**Task goal**
Which lines of the records below contain the word "inglés"? Copy each of them out.

..............................

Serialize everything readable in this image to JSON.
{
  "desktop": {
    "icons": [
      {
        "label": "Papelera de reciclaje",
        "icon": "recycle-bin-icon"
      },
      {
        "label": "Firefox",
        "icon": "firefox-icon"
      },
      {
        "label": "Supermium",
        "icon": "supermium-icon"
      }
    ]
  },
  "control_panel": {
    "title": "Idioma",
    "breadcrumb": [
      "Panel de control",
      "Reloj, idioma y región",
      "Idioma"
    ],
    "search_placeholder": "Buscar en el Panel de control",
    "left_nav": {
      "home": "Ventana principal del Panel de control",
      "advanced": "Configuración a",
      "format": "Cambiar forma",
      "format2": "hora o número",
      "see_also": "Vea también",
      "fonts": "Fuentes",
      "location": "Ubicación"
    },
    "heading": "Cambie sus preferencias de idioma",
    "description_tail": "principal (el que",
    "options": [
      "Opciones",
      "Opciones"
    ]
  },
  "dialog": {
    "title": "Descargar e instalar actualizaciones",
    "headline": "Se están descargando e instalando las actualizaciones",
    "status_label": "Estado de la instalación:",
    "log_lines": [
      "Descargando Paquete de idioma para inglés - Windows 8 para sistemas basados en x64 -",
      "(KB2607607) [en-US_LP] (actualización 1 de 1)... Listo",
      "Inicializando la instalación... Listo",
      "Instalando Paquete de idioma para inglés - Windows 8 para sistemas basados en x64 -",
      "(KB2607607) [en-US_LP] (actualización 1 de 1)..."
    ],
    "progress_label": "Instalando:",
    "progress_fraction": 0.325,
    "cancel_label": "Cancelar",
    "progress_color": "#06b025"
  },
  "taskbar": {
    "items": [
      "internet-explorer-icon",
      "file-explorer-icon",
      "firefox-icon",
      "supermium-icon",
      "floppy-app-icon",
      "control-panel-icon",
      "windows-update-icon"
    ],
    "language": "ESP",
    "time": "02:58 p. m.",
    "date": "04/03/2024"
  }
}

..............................

**Response to this exercise**
      "Descargando Paquete de idioma para inglés - Windows 8 para sistemas basados en x64 -",
      "Instalando Paquete de idioma para inglés - Windows 8 para sistemas basados en x64 -",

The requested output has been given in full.